After 17 years with the US Office, and later Department, of Education, David joined the Academy for Educational Development. One of his assignments was to direct the desegregation of higher education in Shreveport, LA. He next administered, through the Academy, International Visitor Projects for the United States Information Agency, his staff growing the projects from four to around 24 a year. He delighted in arranging US tours for international educators to visit and learn about US systems of higher education, especially community colleges. In this, as in all his work, service, and leisure, his hospitality shone brightly. He and Anne not only hosted groups of visitors in their own home, but he also arranged similar home welcomes in other regions of the United States. In one instance, a young Chinese visitor became ill, but needed to travel from Washington to Chicago. David accompanied him on the train trip just to be sure he was okay.

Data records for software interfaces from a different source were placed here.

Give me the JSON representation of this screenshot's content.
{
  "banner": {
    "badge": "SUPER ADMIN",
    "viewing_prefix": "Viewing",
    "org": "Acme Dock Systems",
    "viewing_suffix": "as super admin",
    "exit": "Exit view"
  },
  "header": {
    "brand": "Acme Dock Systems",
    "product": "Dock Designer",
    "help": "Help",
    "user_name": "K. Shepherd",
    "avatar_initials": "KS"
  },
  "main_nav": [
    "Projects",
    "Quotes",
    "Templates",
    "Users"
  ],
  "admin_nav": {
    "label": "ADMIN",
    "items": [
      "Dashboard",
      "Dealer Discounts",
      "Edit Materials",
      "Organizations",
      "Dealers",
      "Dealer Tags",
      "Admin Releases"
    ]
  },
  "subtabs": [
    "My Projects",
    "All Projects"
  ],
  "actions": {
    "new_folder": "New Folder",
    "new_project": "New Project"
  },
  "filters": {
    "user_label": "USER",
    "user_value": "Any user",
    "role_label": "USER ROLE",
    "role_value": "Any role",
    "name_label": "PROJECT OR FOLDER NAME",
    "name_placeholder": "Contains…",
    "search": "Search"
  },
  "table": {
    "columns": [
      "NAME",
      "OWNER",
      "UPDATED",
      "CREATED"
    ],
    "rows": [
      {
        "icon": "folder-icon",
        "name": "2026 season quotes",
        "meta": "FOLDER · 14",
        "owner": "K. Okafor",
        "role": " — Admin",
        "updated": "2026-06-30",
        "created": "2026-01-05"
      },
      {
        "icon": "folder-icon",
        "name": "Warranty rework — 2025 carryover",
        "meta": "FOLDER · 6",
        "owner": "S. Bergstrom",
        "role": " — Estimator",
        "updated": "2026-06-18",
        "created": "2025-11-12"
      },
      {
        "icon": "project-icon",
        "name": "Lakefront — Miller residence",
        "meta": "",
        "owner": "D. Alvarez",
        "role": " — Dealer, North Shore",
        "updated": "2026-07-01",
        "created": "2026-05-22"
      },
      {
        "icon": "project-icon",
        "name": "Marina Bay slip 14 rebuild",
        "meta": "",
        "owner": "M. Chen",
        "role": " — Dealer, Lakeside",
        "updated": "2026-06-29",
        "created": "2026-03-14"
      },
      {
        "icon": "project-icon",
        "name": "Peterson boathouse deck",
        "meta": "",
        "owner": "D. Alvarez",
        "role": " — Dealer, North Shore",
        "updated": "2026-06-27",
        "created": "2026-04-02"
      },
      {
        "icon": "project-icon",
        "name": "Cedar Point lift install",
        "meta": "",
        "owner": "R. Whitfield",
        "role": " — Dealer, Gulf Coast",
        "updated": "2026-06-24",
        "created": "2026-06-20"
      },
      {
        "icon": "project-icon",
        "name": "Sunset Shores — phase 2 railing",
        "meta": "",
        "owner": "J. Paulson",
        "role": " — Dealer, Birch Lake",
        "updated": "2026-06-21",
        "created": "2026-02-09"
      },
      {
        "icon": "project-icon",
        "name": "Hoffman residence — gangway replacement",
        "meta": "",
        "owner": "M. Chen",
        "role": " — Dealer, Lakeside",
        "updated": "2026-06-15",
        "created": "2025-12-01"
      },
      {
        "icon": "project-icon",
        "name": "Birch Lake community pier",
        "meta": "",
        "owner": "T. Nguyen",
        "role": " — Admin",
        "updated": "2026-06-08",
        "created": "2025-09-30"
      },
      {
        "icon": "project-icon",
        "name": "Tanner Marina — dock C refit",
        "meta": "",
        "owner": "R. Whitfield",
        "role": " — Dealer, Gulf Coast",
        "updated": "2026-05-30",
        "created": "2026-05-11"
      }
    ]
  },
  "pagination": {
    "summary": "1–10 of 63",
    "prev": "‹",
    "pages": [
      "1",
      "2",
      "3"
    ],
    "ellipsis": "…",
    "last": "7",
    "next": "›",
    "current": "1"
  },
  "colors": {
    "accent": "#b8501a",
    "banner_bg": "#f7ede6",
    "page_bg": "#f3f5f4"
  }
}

This was the essence of David. Hospitality, easing the suffering of others, making the world a better place for all. This essence of love for fellow human beings and all of creation manifested beyond his work life, into his deep pleasure in cooking and gardening. Many will remember him in his Williams and Sonoma apron working at the kitchen counter to lovingly prepare a meal, whether a sit-down dinner for fifty to celebrate Anne’s fiftieth birthday, a weekly gourmet dinner prepared for the men at Crossroads Shelter, a simple family meal, a block party dish, or hand-squeezed orange juice prepared for a visiting toddler. Over years of trips to the ocean with family and friends, David always filled the car’s trunk with his favorite pans and kitchen tools so the hosting and feasting could continue wherever he was.David and Anne enjoyed traveling, especially their many international trips with friends. Phillip and Shelley accompanied him on recent trips to the places of his and Anne’s roots in Idaho and Oregon. As always, his perspectives were enlightening and his constant interest in others palpable and inspiring.
David’s love of family knew no bounds, from his beautiful wife Anne, to his children and grandson, inlaws, and all his cousins and extended family in Idaho and beyond. He took great pride in his children’s talents and commitments, including Phillip’s faithful attention to his and Anne’s care in their later years. He delighted in being a grandparent and shared with his grandson Brendan a special and unique quality of kindred connection.
David was devoted to his faith community at St. Alban’s Church, where for years he organized events, handled all things logistical, was a Stephen minister, volunteer coordinator, usher, office assistant, and everything else involving spreading love and hospitality among people. He embodied love. In its generous giving, he received it.
He is deeply missed by his wife Anne Johnson, children Phillip Johnson and Shelley Chambers (Joe), grandson Brendan Chambers, David’s church family, and his beloved cousins, in-laws, and friends the world over.
A celebration of David’s life will be held at a later date when it is safe to gather together.
David’s family would especially like to thank his loving caregivers at Lisner Home, ManorCare Chevy Chase, and Suburban Hospital ICU. In these trying times, words cannot express the meaning of your calling to the work you do. May you be safe and well.
In lieu of flowers, memorials may be given to St Alban’s Episcopal Church, Washington, DC, or to the charity of your choice